Description of the task
Every line below that holds the string "Online" should be copied out.

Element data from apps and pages
----

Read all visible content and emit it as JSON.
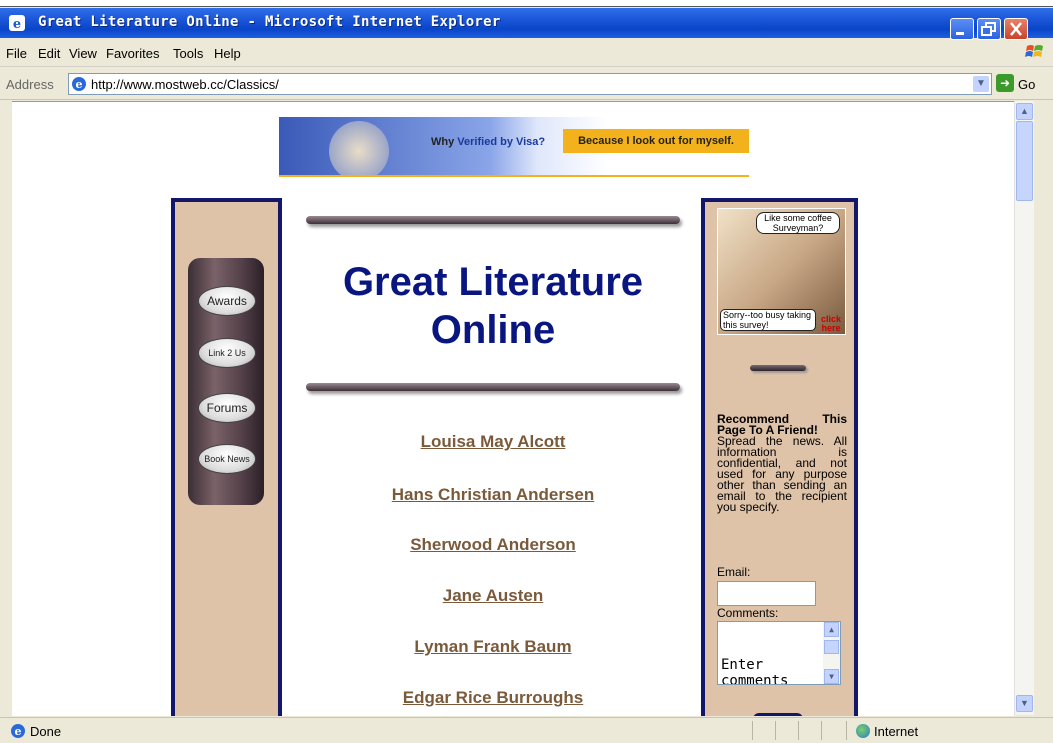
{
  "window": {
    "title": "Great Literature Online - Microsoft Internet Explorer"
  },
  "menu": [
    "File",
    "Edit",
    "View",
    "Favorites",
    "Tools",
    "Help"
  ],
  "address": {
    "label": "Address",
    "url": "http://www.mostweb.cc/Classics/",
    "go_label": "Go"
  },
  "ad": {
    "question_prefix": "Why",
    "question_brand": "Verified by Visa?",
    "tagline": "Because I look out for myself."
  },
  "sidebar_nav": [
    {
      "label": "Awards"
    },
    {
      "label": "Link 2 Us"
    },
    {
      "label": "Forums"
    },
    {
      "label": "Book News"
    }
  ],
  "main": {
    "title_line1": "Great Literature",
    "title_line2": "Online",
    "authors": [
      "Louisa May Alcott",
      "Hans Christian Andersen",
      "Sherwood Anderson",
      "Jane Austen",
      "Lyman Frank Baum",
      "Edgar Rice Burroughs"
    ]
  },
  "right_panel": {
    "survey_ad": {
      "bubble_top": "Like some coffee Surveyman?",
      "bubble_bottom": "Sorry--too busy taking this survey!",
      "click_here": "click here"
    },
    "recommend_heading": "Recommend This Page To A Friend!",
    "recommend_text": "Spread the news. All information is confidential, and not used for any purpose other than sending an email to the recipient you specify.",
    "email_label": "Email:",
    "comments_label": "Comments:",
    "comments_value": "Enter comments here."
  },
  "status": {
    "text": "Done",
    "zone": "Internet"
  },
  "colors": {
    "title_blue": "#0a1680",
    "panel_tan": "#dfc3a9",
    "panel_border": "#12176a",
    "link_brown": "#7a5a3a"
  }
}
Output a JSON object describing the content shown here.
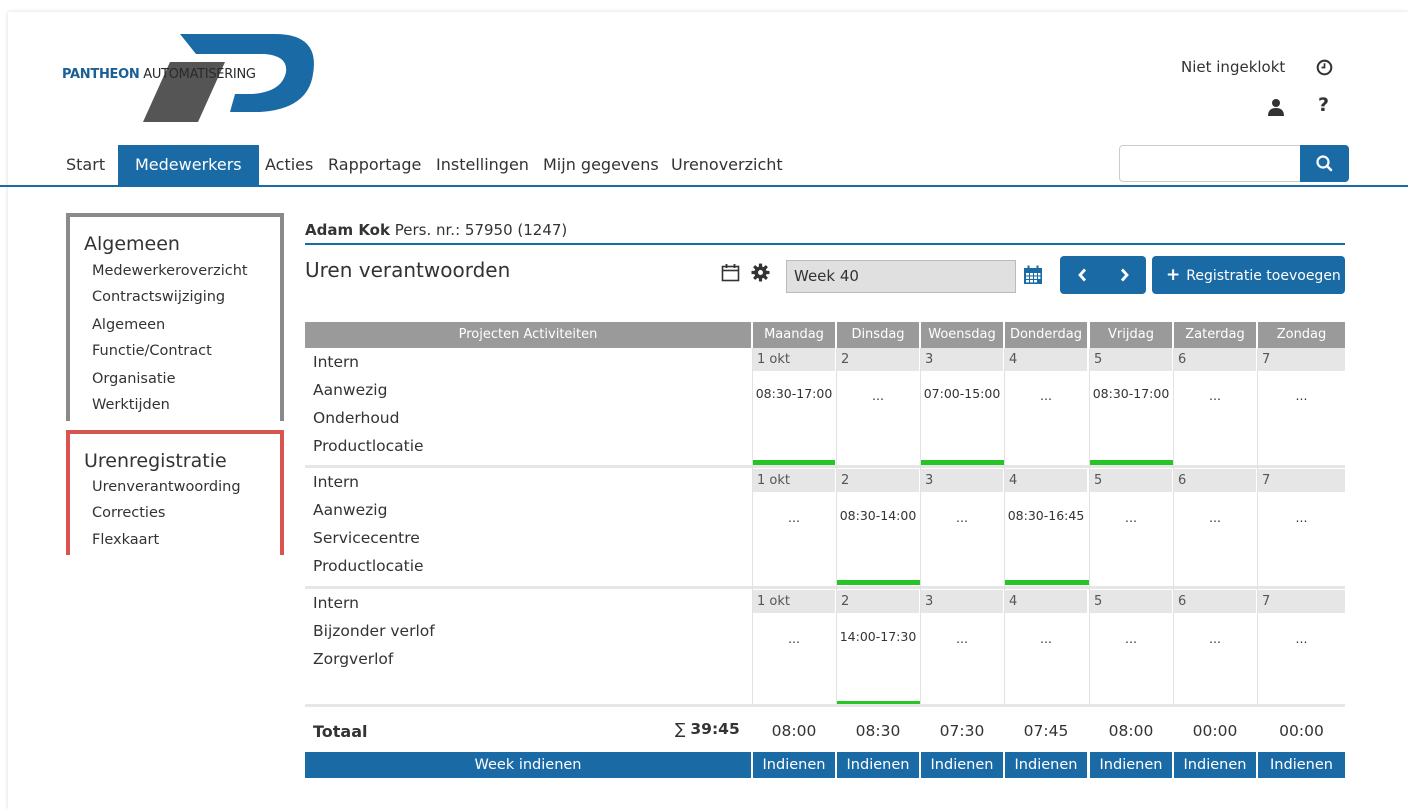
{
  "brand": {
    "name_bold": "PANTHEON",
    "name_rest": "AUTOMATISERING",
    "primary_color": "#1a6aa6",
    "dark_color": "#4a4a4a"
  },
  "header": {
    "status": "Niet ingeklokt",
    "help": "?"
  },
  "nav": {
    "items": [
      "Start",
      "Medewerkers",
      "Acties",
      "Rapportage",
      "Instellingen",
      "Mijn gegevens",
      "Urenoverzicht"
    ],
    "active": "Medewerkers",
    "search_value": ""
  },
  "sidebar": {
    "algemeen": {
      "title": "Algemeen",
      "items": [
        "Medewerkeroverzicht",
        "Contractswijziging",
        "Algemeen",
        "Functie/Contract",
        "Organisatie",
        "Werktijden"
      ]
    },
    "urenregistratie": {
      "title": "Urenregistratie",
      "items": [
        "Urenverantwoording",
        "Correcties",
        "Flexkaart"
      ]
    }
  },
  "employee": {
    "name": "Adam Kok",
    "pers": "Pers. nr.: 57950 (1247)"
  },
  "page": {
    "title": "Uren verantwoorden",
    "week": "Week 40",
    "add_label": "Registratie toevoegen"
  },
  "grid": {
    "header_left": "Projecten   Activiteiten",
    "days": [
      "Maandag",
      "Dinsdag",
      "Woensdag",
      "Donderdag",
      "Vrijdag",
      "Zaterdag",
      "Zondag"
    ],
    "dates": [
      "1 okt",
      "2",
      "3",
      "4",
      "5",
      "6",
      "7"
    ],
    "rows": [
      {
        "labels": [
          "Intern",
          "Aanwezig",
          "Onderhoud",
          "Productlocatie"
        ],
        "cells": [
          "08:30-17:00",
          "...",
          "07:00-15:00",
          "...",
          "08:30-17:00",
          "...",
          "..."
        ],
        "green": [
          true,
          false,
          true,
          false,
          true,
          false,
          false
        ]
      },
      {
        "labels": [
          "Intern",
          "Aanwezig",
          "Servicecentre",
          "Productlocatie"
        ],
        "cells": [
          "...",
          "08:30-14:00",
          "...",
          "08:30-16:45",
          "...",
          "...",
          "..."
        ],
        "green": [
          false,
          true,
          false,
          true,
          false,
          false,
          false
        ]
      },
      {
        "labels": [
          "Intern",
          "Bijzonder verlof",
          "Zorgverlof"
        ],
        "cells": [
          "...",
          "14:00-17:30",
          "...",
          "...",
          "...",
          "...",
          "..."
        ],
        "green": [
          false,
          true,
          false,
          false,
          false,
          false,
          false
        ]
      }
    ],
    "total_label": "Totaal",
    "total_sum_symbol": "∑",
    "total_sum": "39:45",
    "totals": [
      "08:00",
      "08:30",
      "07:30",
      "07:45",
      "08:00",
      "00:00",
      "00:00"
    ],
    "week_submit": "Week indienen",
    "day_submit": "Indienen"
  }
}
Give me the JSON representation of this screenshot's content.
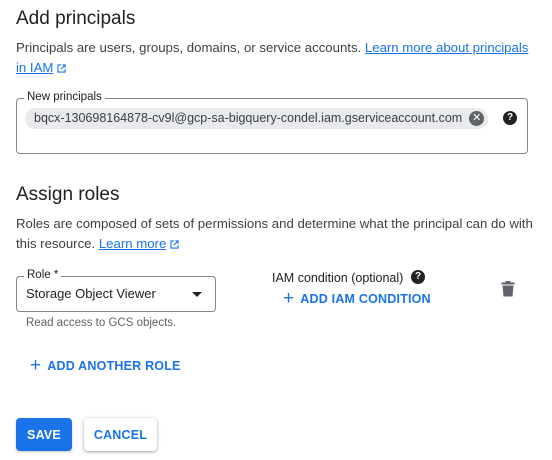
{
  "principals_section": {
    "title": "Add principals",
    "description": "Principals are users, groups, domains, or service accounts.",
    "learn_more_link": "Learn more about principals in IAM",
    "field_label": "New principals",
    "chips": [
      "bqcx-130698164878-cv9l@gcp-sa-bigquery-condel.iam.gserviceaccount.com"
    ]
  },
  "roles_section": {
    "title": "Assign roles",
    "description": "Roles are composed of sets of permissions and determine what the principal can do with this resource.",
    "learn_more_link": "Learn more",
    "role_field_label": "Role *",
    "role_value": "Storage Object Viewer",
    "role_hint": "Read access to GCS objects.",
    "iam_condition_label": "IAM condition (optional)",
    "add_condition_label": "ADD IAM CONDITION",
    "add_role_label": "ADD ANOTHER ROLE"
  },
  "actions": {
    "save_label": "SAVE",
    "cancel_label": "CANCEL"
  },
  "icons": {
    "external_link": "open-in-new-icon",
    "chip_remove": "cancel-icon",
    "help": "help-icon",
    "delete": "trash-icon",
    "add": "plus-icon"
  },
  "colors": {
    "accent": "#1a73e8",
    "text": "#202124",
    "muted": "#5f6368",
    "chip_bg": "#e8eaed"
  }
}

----

Result
    "title": "Great Literature Online - Microsoft Internet Explorer"
    "title_line2": "Online",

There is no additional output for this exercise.